The Port Arthur News
PORT ARTHUR —
By the time this story hits, the government shutdown could be over.
It is doubtful but it is a possibility as this dramatic play of political maneuvering takes place.
Whether you agree with it or not, it certainly raises interesting questions for the hunting and fishing community.
Right now, several hundred thousand acres of national forests are off limits to bowhunters and squirrel hunters.
If duck season were open now, we would not be able to hunt Texas Point, McFaddin, Anahuac or Sabine National Wildlife Refuges locally along with many more areas in the state.
In other areas, it is impacting fishing and boating.
According to the Miami Herald, “Fishing guides were notified this week that the 281-square-mile Biscayne National Park would be closed until further notice. Most of that park is comprised of water.”

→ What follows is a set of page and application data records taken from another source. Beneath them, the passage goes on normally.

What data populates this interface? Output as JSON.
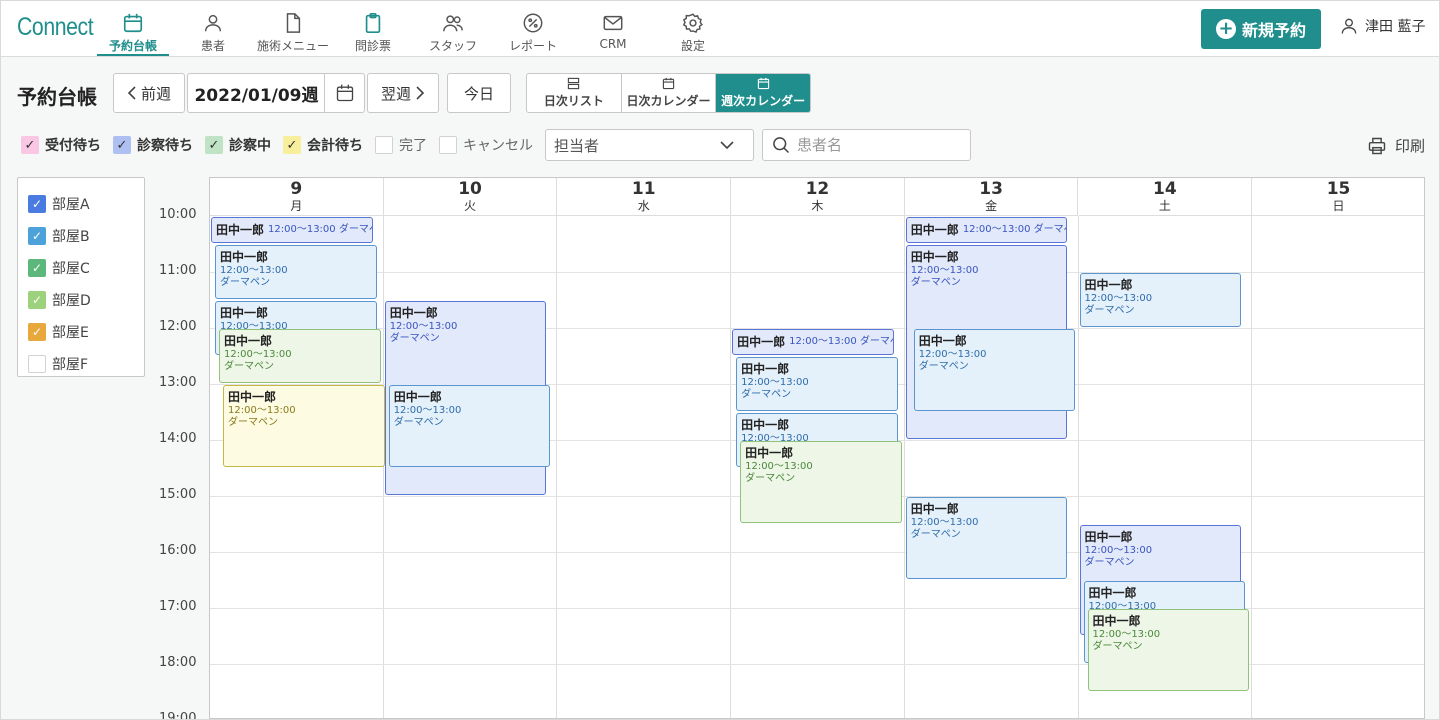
{
  "app": {
    "logo": "Connect"
  },
  "nav": [
    {
      "label": "予約台帳",
      "icon": "calendar-icon",
      "active": true
    },
    {
      "label": "患者",
      "icon": "person-icon",
      "active": false
    },
    {
      "label": "施術メニュー",
      "icon": "document-icon",
      "active": false
    },
    {
      "label": "問診票",
      "icon": "clipboard-icon",
      "active": false
    },
    {
      "label": "スタッフ",
      "icon": "people-icon",
      "active": false
    },
    {
      "label": "レポート",
      "icon": "percent-icon",
      "active": false
    },
    {
      "label": "CRM",
      "icon": "mail-icon",
      "active": false
    },
    {
      "label": "設定",
      "icon": "gear-icon",
      "active": false
    }
  ],
  "header": {
    "new_button": "新規予約",
    "user_name": "津田 藍子"
  },
  "toolbar": {
    "title": "予約台帳",
    "prev": "前週",
    "date": "2022/01/09週",
    "next": "翌週",
    "today": "今日",
    "views": [
      {
        "label": "日次リスト",
        "icon": "list-icon",
        "active": false
      },
      {
        "label": "日次カレンダー",
        "icon": "calendar-icon",
        "active": false
      },
      {
        "label": "週次カレンダー",
        "icon": "calendar-icon",
        "active": true
      }
    ]
  },
  "filters": {
    "statuses": [
      {
        "label": "受付待ち",
        "checked": true,
        "color": "#f9c7e3"
      },
      {
        "label": "診察待ち",
        "checked": true,
        "color": "#aebff2"
      },
      {
        "label": "診察中",
        "checked": true,
        "color": "#bfe3c4"
      },
      {
        "label": "会計待ち",
        "checked": true,
        "color": "#f7ef9b"
      },
      {
        "label": "完了",
        "checked": false,
        "color": "#ffffff"
      },
      {
        "label": "キャンセル",
        "checked": false,
        "color": "#ffffff"
      }
    ],
    "staff_placeholder": "担当者",
    "search_placeholder": "患者名",
    "print": "印刷"
  },
  "rooms": [
    {
      "label": "部屋A",
      "checked": true,
      "color": "#4a7be0"
    },
    {
      "label": "部屋B",
      "checked": true,
      "color": "#4da3d9"
    },
    {
      "label": "部屋C",
      "checked": true,
      "color": "#5cb87a"
    },
    {
      "label": "部屋D",
      "checked": true,
      "color": "#9cd27c"
    },
    {
      "label": "部屋E",
      "checked": true,
      "color": "#e9a83b"
    },
    {
      "label": "部屋F",
      "checked": false,
      "color": "#ffffff"
    }
  ],
  "calendar": {
    "days": [
      {
        "num": "9",
        "weekday": "月"
      },
      {
        "num": "10",
        "weekday": "火"
      },
      {
        "num": "11",
        "weekday": "水"
      },
      {
        "num": "12",
        "weekday": "木"
      },
      {
        "num": "13",
        "weekday": "金"
      },
      {
        "num": "14",
        "weekday": "土"
      },
      {
        "num": "15",
        "weekday": "日"
      }
    ],
    "hours": [
      "10:00",
      "11:00",
      "12:00",
      "13:00",
      "14:00",
      "15:00",
      "16:00",
      "17:00",
      "18:00",
      "19:00"
    ],
    "events": [
      {
        "day": 0,
        "start": 10.0,
        "end": 10.5,
        "name": "田中一郎",
        "time": "12:00〜13:00",
        "treatment": "ダーマペン",
        "color": "blue",
        "compact": true,
        "lane": 0
      },
      {
        "day": 0,
        "start": 10.5,
        "end": 11.5,
        "name": "田中一郎",
        "time": "12:00〜13:00",
        "treatment": "ダーマペン",
        "color": "sky",
        "lane": 1
      },
      {
        "day": 0,
        "start": 11.5,
        "end": 12.5,
        "name": "田中一郎",
        "time": "12:00〜13:00",
        "treatment": "ダーマペン",
        "color": "sky",
        "lane": 1
      },
      {
        "day": 0,
        "start": 12.0,
        "end": 13.0,
        "name": "田中一郎",
        "time": "12:00〜13:00",
        "treatment": "ダーマペン",
        "color": "green",
        "lane": 2
      },
      {
        "day": 0,
        "start": 13.0,
        "end": 14.5,
        "name": "田中一郎",
        "time": "12:00〜13:00",
        "treatment": "ダーマペン",
        "color": "yellow",
        "lane": 3
      },
      {
        "day": 1,
        "start": 11.5,
        "end": 15.0,
        "name": "田中一郎",
        "time": "12:00〜13:00",
        "treatment": "ダーマペン",
        "color": "blue",
        "lane": 0
      },
      {
        "day": 1,
        "start": 13.0,
        "end": 14.5,
        "name": "田中一郎",
        "time": "12:00〜13:00",
        "treatment": "ダーマペン",
        "color": "sky",
        "lane": 1
      },
      {
        "day": 3,
        "start": 12.0,
        "end": 12.5,
        "name": "田中一郎",
        "time": "12:00〜13:00",
        "treatment": "ダーマペン",
        "color": "blue",
        "compact": true,
        "lane": 0
      },
      {
        "day": 3,
        "start": 12.5,
        "end": 13.5,
        "name": "田中一郎",
        "time": "12:00〜13:00",
        "treatment": "ダーマペン",
        "color": "sky",
        "lane": 1
      },
      {
        "day": 3,
        "start": 13.5,
        "end": 14.5,
        "name": "田中一郎",
        "time": "12:00〜13:00",
        "treatment": "ダーマペン",
        "color": "sky",
        "lane": 1
      },
      {
        "day": 3,
        "start": 14.0,
        "end": 15.5,
        "name": "田中一郎",
        "time": "12:00〜13:00",
        "treatment": "ダーマペン",
        "color": "green",
        "lane": 2
      },
      {
        "day": 4,
        "start": 10.0,
        "end": 10.5,
        "name": "田中一郎",
        "time": "12:00〜13:00",
        "treatment": "ダーマペン",
        "color": "blue",
        "compact": true,
        "lane": 0
      },
      {
        "day": 4,
        "start": 10.5,
        "end": 14.0,
        "name": "田中一郎",
        "time": "12:00〜13:00",
        "treatment": "ダーマペン",
        "color": "blue",
        "lane": 0
      },
      {
        "day": 4,
        "start": 12.0,
        "end": 13.5,
        "name": "田中一郎",
        "time": "12:00〜13:00",
        "treatment": "ダーマペン",
        "color": "sky",
        "lane": 2
      },
      {
        "day": 4,
        "start": 15.0,
        "end": 16.5,
        "name": "田中一郎",
        "time": "12:00〜13:00",
        "treatment": "ダーマペン",
        "color": "sky",
        "lane": 0
      },
      {
        "day": 5,
        "start": 11.0,
        "end": 12.0,
        "name": "田中一郎",
        "time": "12:00〜13:00",
        "treatment": "ダーマペン",
        "color": "sky",
        "lane": 0
      },
      {
        "day": 5,
        "start": 15.5,
        "end": 17.5,
        "name": "田中一郎",
        "time": "12:00〜13:00",
        "treatment": "ダーマペン",
        "color": "blue",
        "lane": 0
      },
      {
        "day": 5,
        "start": 16.5,
        "end": 18.0,
        "name": "田中一郎",
        "time": "12:00〜13:00",
        "treatment": "ダーマペン",
        "color": "sky",
        "lane": 1
      },
      {
        "day": 5,
        "start": 17.0,
        "end": 18.5,
        "name": "田中一郎",
        "time": "12:00〜13:00",
        "treatment": "ダーマペン",
        "color": "green",
        "lane": 2
      }
    ]
  }
}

“Everglades National Park also was closed, putting almost all of Florida Bay off limits. In an email, Park Superintendent Dan Kimball said the closure applies to fishing guides, kayakers and pleasure boaters.”
The late Ed Holder who was the Outdoors Editor of the Port Arthur News for decades told me once we were blessed to have public waterfowl hunting but the more land that went to the federal government the more problems we could have down the line.
This political play will probably be over soon but there is something about this I cannot shake.
We are headed for financial disaster in America if we do not change our ways. Real problems could lie ahead and even if we avert them, we will have to cut spending at the federal level.
They simply cannot keep doing what they are doing and expect to sustain things. Impossible.
Let us say if it comes to the point where they decide to or are forced to cut budgets of wildlife refuges, national forests, etc. will access be cut out?
The justification for closing these areas is that staff like law enforcement, registration and rangers are not available so they cannot operate.
If we were to face this sort of thing, which we are getting a glimpse of now would access to literally hundreds of millions of acres end?
We have little federal land in Texas compared to other states. A state like Colorado for example is mostly federal land and if access to it were gone, access to most hunting would be gone.
The fishing shut down in Florida raises another issue: no fishing zones.
Both Presidents Clinton and Bush made executive orders shutting off millions of acres of ocean waters to fishing. The vast majority of this is far away from mainland USA but it is off limits nonetheless. It blows my mind that any President can do this with a pen stroke without a word from Congress or the public but that is another issue entirely. This administration will likely follow suit.
We are seeing what such a “no fishing zone” in a highly fished near shore area would do with this shutdown and it is not good for the economy or the sporting industry.
Perhaps this will galvanize the sporting industry to stand against furthering the agenda of those pushing for these types of restrictions.
At the time of this writing the Sabine National Wildlife Refuge, one of the top fishing (especially for flounder) areas in the region is closed and the worst part is it closes to fishing Oct. 15-March 15 anyway.
Now, imagine if it were closed year-round.
If the shutdown continues, the portion of the sporting community that will be hurt most is the average Joe.
The person who cannot afford a deer lease so he hunts in the Sabine National Forest or who hunts ducks over at the Sabine refuge in Louisiana will feel the pinch. Sadly, that is the way it usually works and nothing seems to be changing, at least not for now.
We will keep following the issue and bring you the latest on how the shutdown impacts your outdoors activities.
(To contact Chester Moore, e-mail him at firstname.lastname@example.org. You can hear him on “Moore Outdoors” Fridays from 6-7 p.m. on Newstalk AM 560 KLVI and watch him Saturdays at 10 a.m. on “God’s Outdoors with Chester Moore” on GETV (GETV.org)